Dr. Inglis’s efforts to relieve the sufferings of their wounded, helped
her in every way. But, though they did their utmost to make her
existence as comfortable as possible, the hardships she suffered
lessened her strength day by day.
Communication with England became
increasingly difficult, and towards the end was cut off altogether, but
Dr. Inglis managed to get short messages through to her committee, and
from time to time her friends and relations received letters full of the
pride of service and enthusiasm for the work she was doing.
Coming Home to Die
At last, in November, 1917, came
the news that she was on her way home, through Archangel, and for the
first time came the warning "Have not been well—nothing to worry about."
In reality she was dying, though on board the transport she was busily
planning the organization for yet another unit—which, unhappily, was
destined never to be formed.
On the journey home she had a
relapse, violent pain set in, and she was forced to take to her bed.
Even then her courage did not fail her. She insisted on checking the
hospital accounts, she interviewed personally each member of her unit,
and invited them to volunteer for service in a new hospital which she
said she would form at Salonika.
The night before the transport
arrived at Newcastle, Elsie Inglis became worse, and had no sleep at
all, but she insisted on getting up next morning to bid farewell to the
Serbian staff. Those who were with her say it was amongst the most
impressive scenes they have witnessed.
She stood alone and unsupported, a
splendid and dignified figure, dressed in her worn uniform coat, and
wearing her faded service ribbons, her face ashen and drawn with pain.
It was after that parting that Dr. Elsie Inglis collapsed. She left the
boat on the 25th November and arrived at her hotel in a state of
She now realized that her service
was ended, and courageous in death as she had ever been in life, she
broke the news herself to those who were anxiously gathered round her
She was speaking of the closing
days on board ship, and describing how a big liner had nearly collided
with their transport in a storm, when suddenly the moorings of the
transport broke, and they swung round and were saved. After a pause,
Elsie Inglis added, "The same hand who cut our moorings then is cutting
mine now, and I am going forth." The next day she died.
Impressive Burial Ceremony

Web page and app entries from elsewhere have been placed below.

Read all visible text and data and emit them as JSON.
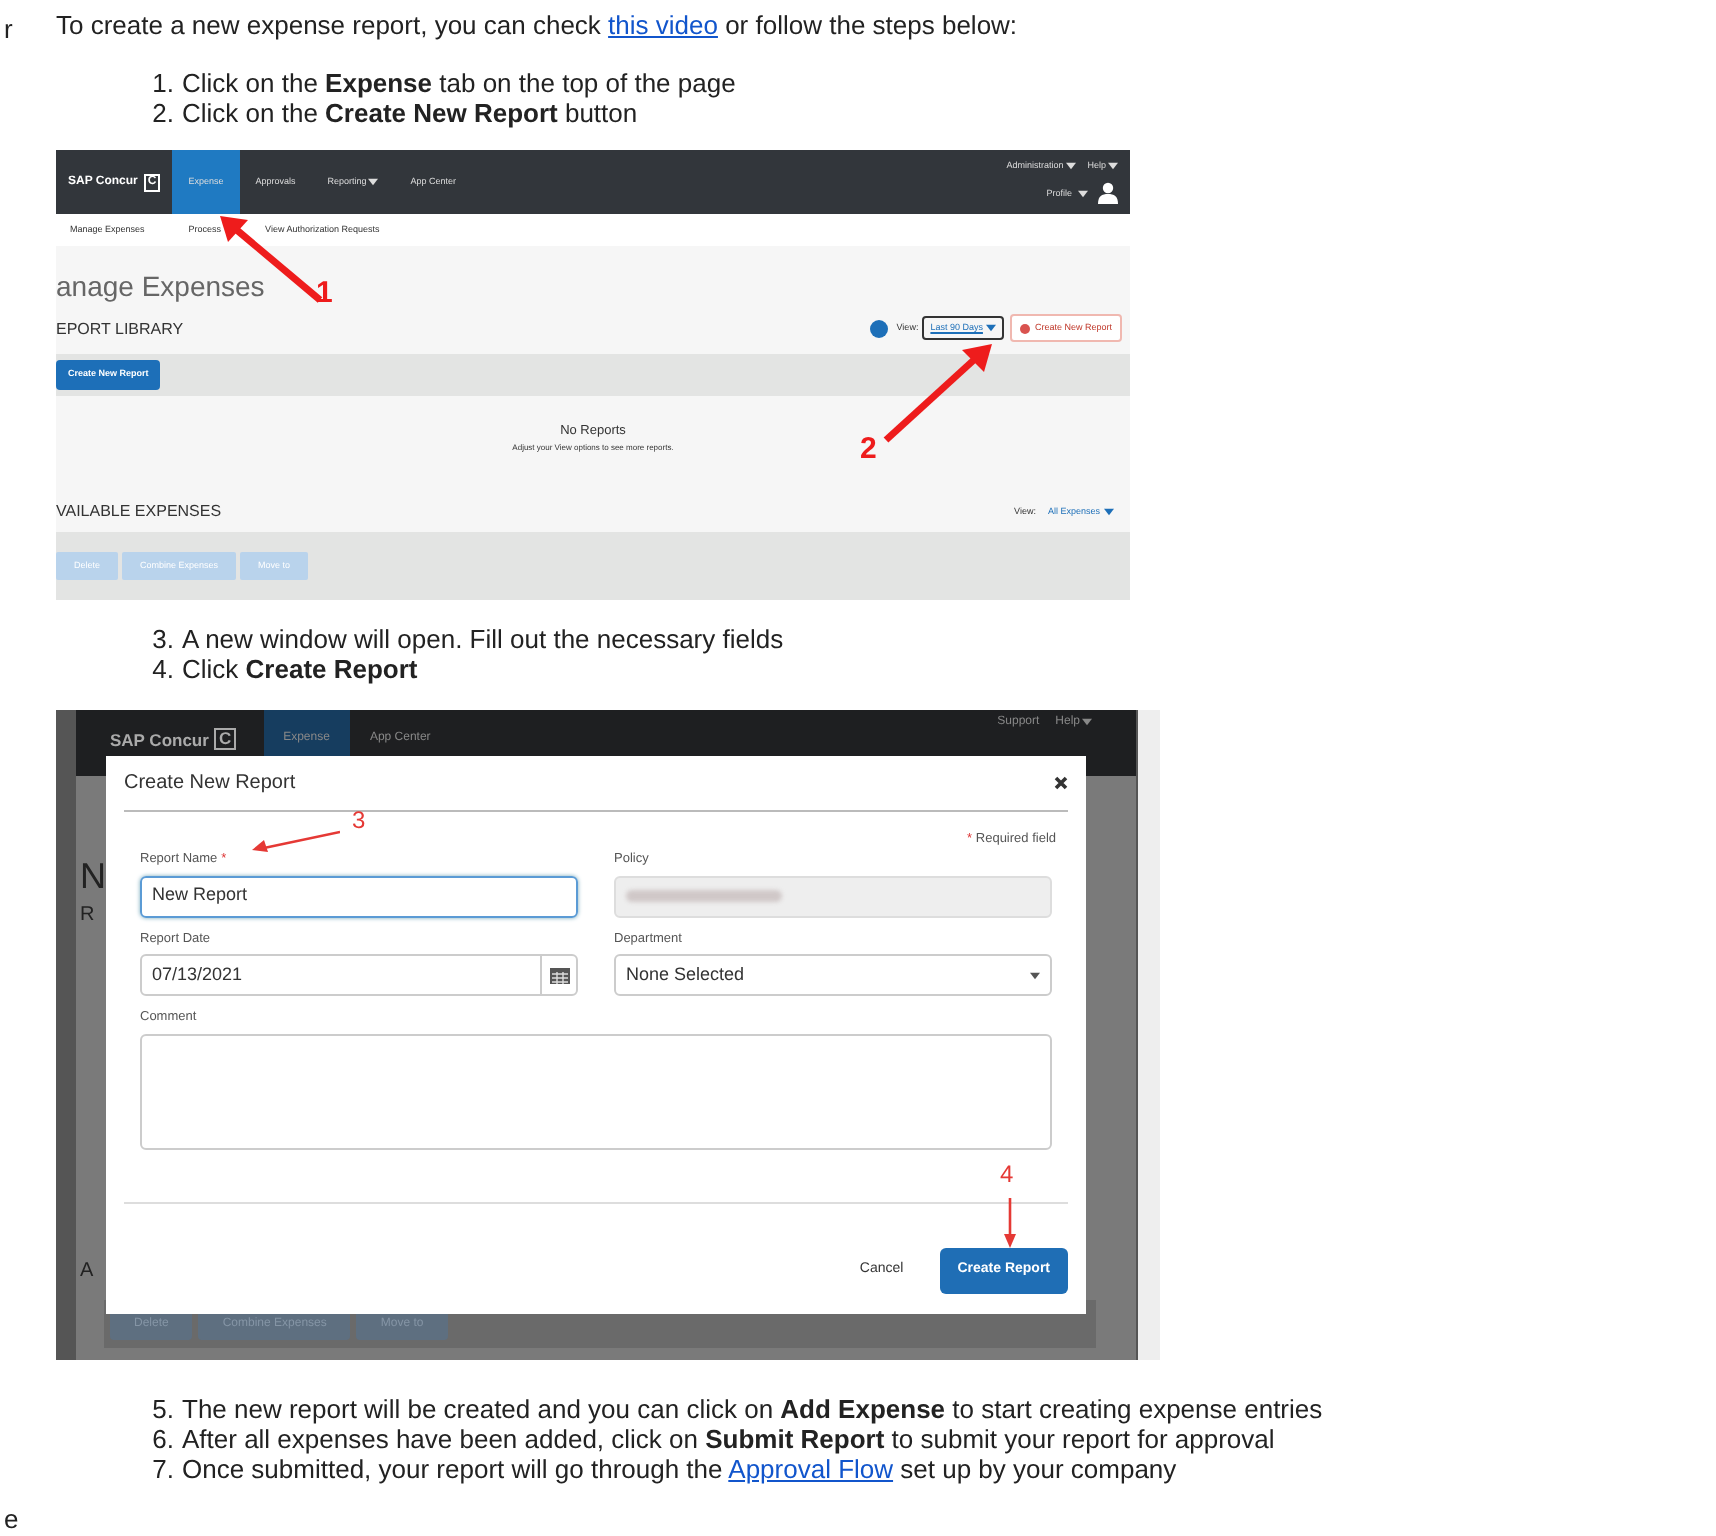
{
  "margin_fragments": [
    "r",
    "e"
  ],
  "intro": {
    "before": "To create a new expense report, you can check ",
    "link": "this video",
    "after": " or follow the steps below:"
  },
  "steps_a": [
    {
      "number": "1.",
      "text": "Click on the **Expense** tab on the top of the page"
    },
    {
      "number": "2.",
      "text": "Click on the **Create New Report** button"
    }
  ],
  "screenshot_1": {
    "logo": "SAP Concur",
    "logo_mark": "C",
    "tabs": [
      {
        "label": "Expense",
        "selected": true,
        "has_menu": false
      },
      {
        "label": "Approvals",
        "selected": false,
        "has_menu": false
      },
      {
        "label": "Reporting",
        "selected": false,
        "has_menu": true
      },
      {
        "label": "App Center",
        "selected": false,
        "has_menu": false
      }
    ],
    "top_links": [
      "Administration",
      "Help"
    ],
    "profile": "Profile",
    "subnav": [
      "Manage Expenses",
      "Process",
      "View Authorization Requests"
    ],
    "page_title": "anage Expenses",
    "section_1": "EPORT LIBRARY",
    "view_label": "View:",
    "view_value": "Last 90 Days",
    "create_link": "Create New Report",
    "create_button": "Create New Report",
    "empty_title": "No Reports",
    "empty_hint": "Adjust your View options to see more reports.",
    "section_2": "VAILABLE EXPENSES",
    "view2_label": "View:",
    "view2_value": "All Expenses",
    "actions": [
      "Delete",
      "Combine Expenses",
      "Move to"
    ],
    "annotations": [
      "1",
      "2"
    ]
  },
  "steps_b": [
    {
      "number": "3.",
      "text": "A new window will open. Fill out the necessary fields"
    },
    {
      "number": "4.",
      "text": "Click **Create Report**"
    }
  ],
  "screenshot_2": {
    "logo": "SAP Concur",
    "logo_mark": "C",
    "tabs": [
      {
        "label": "Expense",
        "selected": true
      },
      {
        "label": "App Center",
        "selected": false
      }
    ],
    "top_links": [
      "Support",
      "Help"
    ],
    "page_letters": [
      "N",
      "R",
      "A"
    ],
    "actions": [
      "Delete",
      "Combine Expenses",
      "Move to"
    ],
    "modal": {
      "title": "Create New Report",
      "required_symbol": "*",
      "required_note": "Required field",
      "fields": [
        {
          "kind": "text",
          "label": "Report Name",
          "required": true,
          "value": "New Report",
          "focused": true
        },
        {
          "kind": "blurred",
          "label": "Policy",
          "required": false
        },
        {
          "kind": "date",
          "label": "Report Date",
          "required": false,
          "value": "07/13/2021",
          "focused": false
        },
        {
          "kind": "select",
          "label": "Department",
          "required": false,
          "value": "None Selected"
        },
        {
          "kind": "textarea",
          "label": "Comment",
          "required": false
        }
      ],
      "cancel": "Cancel",
      "submit": "Create Report"
    },
    "annotations": [
      "3",
      "4"
    ]
  },
  "steps_c": [
    {
      "number": "5.",
      "text": "The new report will be created and you can click on **Add Expense** to start creating expense entries"
    },
    {
      "number": "6.",
      "text": "After all expenses have been added, click on **Submit Report** to submit your report for approval"
    },
    {
      "number": "7.",
      "text": "Once submitted, your report will go through the ",
      "link": "Approval Flow",
      "after": " set up by your company"
    }
  ]
}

It was on the 29th November, 1917,
that Elsie Inglis was buried in Edinburgh, amidst such marks of respect
and recognition as make her passing stand alone in the history of the
last rites of her fellow-citizens. The flags of Great Britain and Serbia
were placed on her coffin, and the lilies of France were around her,
whilst over her head hung the torn banners of Scotland’s history.
At her graveside her life’s story
was represented by those grouped around her—Serbian officers lowered all
that was mortal in her to its last resting-place, while the military of
her own nation and her women comrades and fellow-workers did homage to
[See "Dr. Elsie Inglis," by Lady Frances Balfour
(1914); and "Elsie Inglis," by Mrs. Eva McLaren.]